• _Problem to solve_: Each line in the records below that has the word "this" should be copied.
-- Source records follows --
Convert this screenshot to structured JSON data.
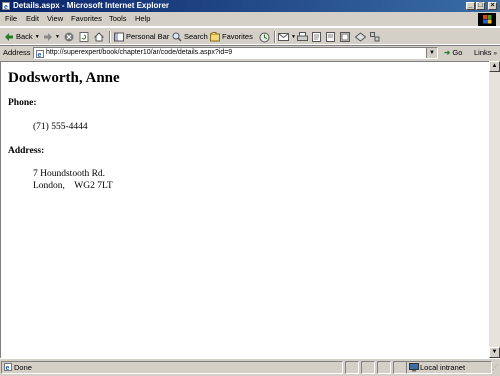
{
  "window": {
    "title": "Details.aspx - Microsoft Internet Explorer",
    "buttons": {
      "minimize": "_",
      "maximize": "□",
      "close": "×"
    }
  },
  "menu": [
    "File",
    "Edit",
    "View",
    "Favorites",
    "Tools",
    "Help"
  ],
  "toolbar": {
    "back": "Back",
    "personal_bar": "Personal Bar",
    "search": "Search",
    "favorites": "Favorites"
  },
  "address": {
    "label": "Address",
    "url": "http://superexpert/book/chapter10/ar/code/details.aspx?id=9",
    "go": "Go",
    "links": "Links"
  },
  "page": {
    "name": "Dodsworth, Anne",
    "phone_label": "Phone:",
    "phone": "(71) 555-4444",
    "address_label": "Address:",
    "address_line1": "7 Houndstooth Rd.",
    "address_line2": "London,    WG2 7LT"
  },
  "status": {
    "text": "Done",
    "zone": "Local intranet"
  },
  "colors": {
    "titlebar_start": "#0a246a",
    "titlebar_end": "#3a6ea5",
    "chrome": "#d4d0c8"
  }
}
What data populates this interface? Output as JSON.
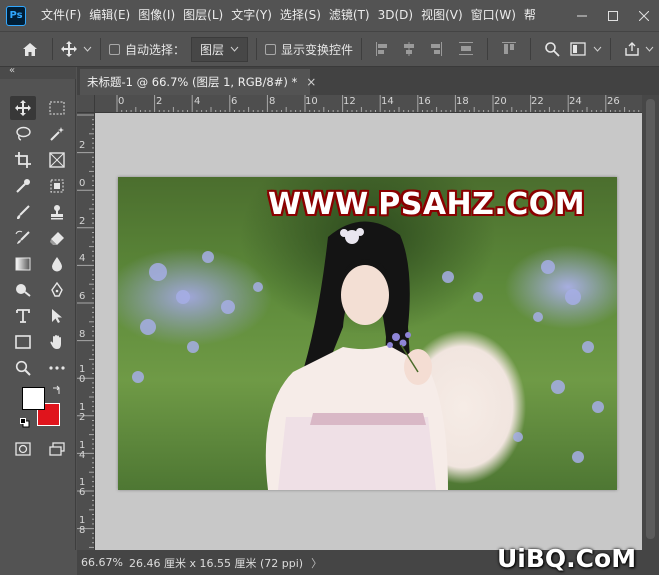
{
  "app": {
    "logo_text": "Ps"
  },
  "menu": [
    "文件(F)",
    "编辑(E)",
    "图像(I)",
    "图层(L)",
    "文字(Y)",
    "选择(S)",
    "滤镜(T)",
    "3D(D)",
    "视图(V)",
    "窗口(W)",
    "帮"
  ],
  "options": {
    "auto_select_label": "自动选择：",
    "target_value": "图层",
    "show_transform_label": "显示变换控件"
  },
  "document": {
    "tab_title": "未标题-1 @ 66.7% (图层 1, RGB/8#) *",
    "close_glyph": "×"
  },
  "ruler": {
    "h_labels": [
      "0",
      "2",
      "4",
      "6",
      "8",
      "10",
      "12",
      "14",
      "16",
      "18",
      "20",
      "22",
      "24",
      "26"
    ],
    "v_labels": [
      "2",
      "0",
      "2",
      "4",
      "6",
      "8",
      "1\n0",
      "1\n2",
      "1\n4",
      "1\n6",
      "1\n8"
    ]
  },
  "image": {
    "watermark": "WWW.PSAHZ.COM"
  },
  "status": {
    "zoom": "66.67%",
    "doc_info": "26.46 厘米 x 16.55 厘米 (72 ppi)",
    "arrow": "〉"
  },
  "site_watermark": "UiBQ.CoM",
  "colors": {
    "foreground": "#ffffff",
    "background": "#e0141c",
    "accent": "#31a8ff"
  }
}
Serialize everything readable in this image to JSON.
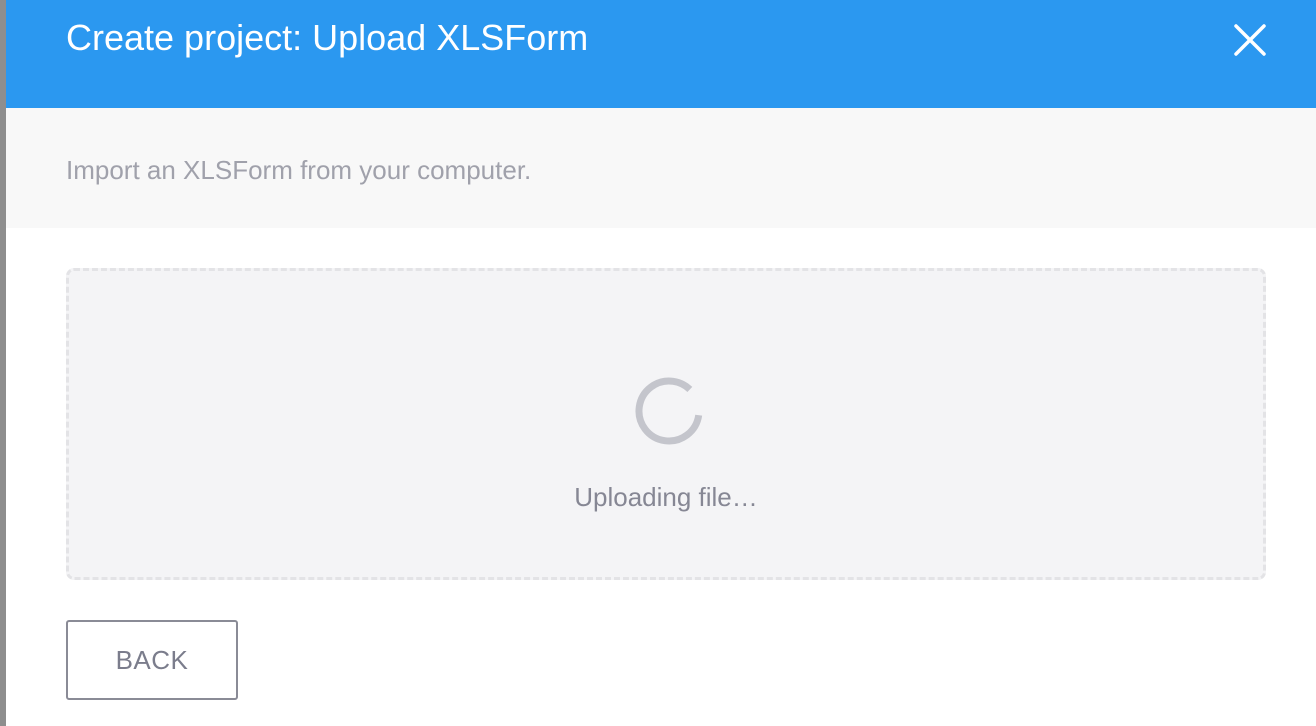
{
  "modal": {
    "title": "Create project: Upload XLSForm",
    "close_icon": "close-icon",
    "subtitle": "Import an XLSForm from your computer."
  },
  "dropzone": {
    "status_text": "Uploading file…",
    "spinner_icon": "loading-spinner-icon"
  },
  "footer": {
    "back_label": "BACK"
  },
  "colors": {
    "header_bg": "#2b98f0",
    "subheader_bg": "#f8f8f8",
    "dropzone_bg": "#f4f4f6",
    "spinner": "#c4c5cc",
    "muted_text": "#a0a1ab",
    "button_border": "#8a8b96"
  }
}
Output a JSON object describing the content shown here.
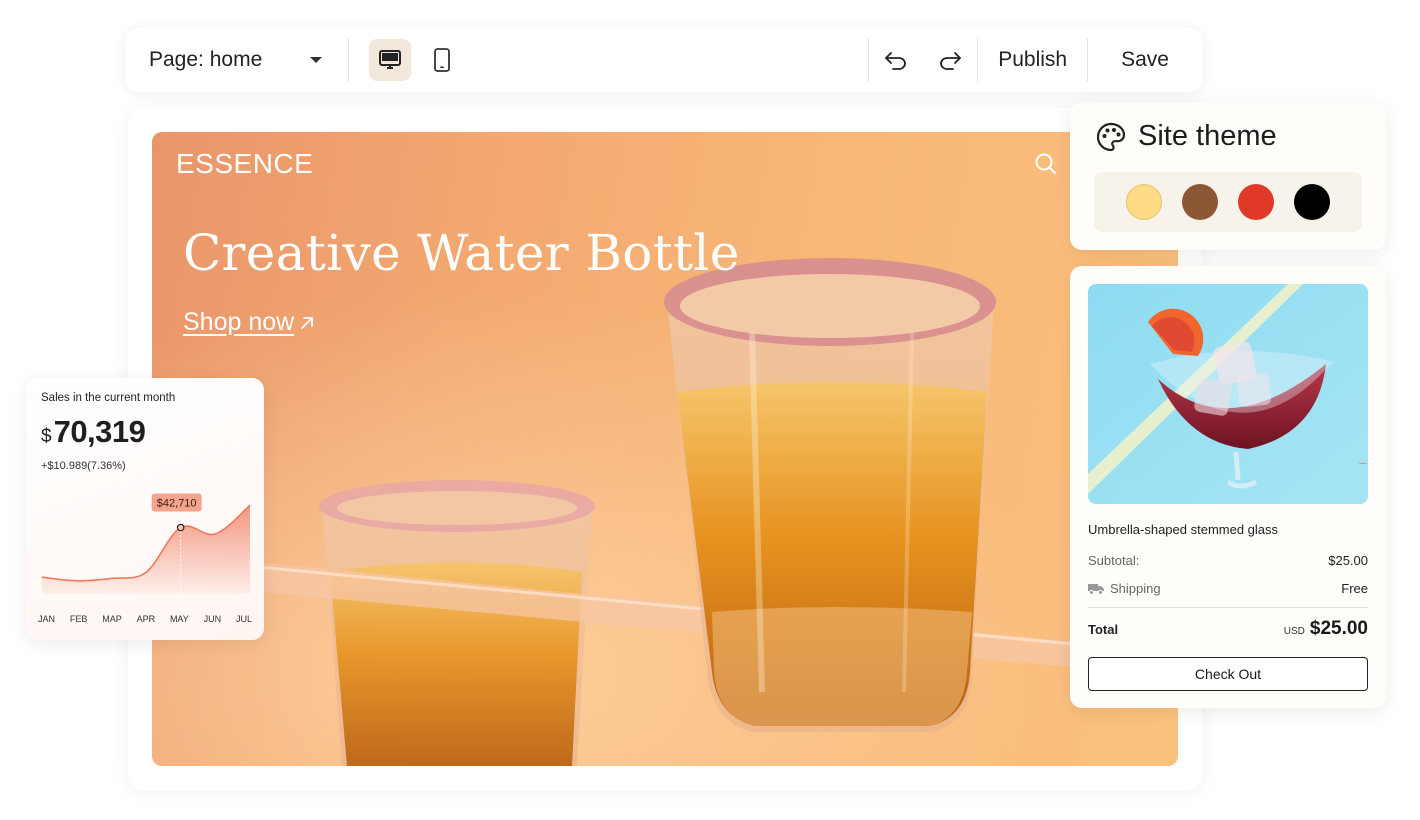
{
  "toolbar": {
    "page_label": "Page: home",
    "publish_label": "Publish",
    "save_label": "Save"
  },
  "hero": {
    "brand": "ESSENCE",
    "title": "Creative Water Bottle",
    "cta": "Shop now"
  },
  "sales": {
    "title": "Sales in the current month",
    "currency": "$",
    "amount": "70,319",
    "change": "+$10.989(7.36%)",
    "tooltip": "$42,710"
  },
  "chart_data": {
    "type": "area",
    "title": "Sales in the current month",
    "categories": [
      "JAN",
      "FEB",
      "MAP",
      "APR",
      "MAY",
      "JUN",
      "JUL"
    ],
    "values": [
      22000,
      20500,
      21500,
      24000,
      42710,
      40000,
      52000
    ],
    "highlight": {
      "category": "MAY",
      "value": 42710,
      "label": "$42,710"
    },
    "grid": false,
    "color": "#f2846a"
  },
  "theme": {
    "title": "Site theme",
    "swatches": [
      "#fddc85",
      "#8d5736",
      "#e03928",
      "#000000"
    ]
  },
  "product": {
    "name": "Umbrella-shaped stemmed glass",
    "subtotal_label": "Subtotal:",
    "subtotal_value": "$25.00",
    "shipping_label": "Shipping",
    "shipping_value": "Free",
    "total_label": "Total",
    "total_currency": "USD",
    "total_value": "$25.00",
    "checkout_label": "Check Out"
  }
}
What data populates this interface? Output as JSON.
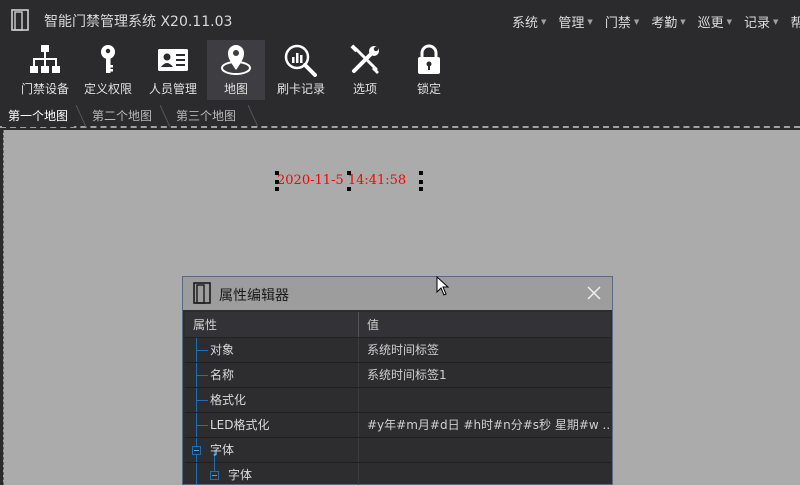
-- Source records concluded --
• _Solved exercise_:
Convert this screenshot to structured JSON data.
What data populates this interface? Output as JSON.
Serialize everything readable in this image to JSON.
What data populates this interface? Output as JSON.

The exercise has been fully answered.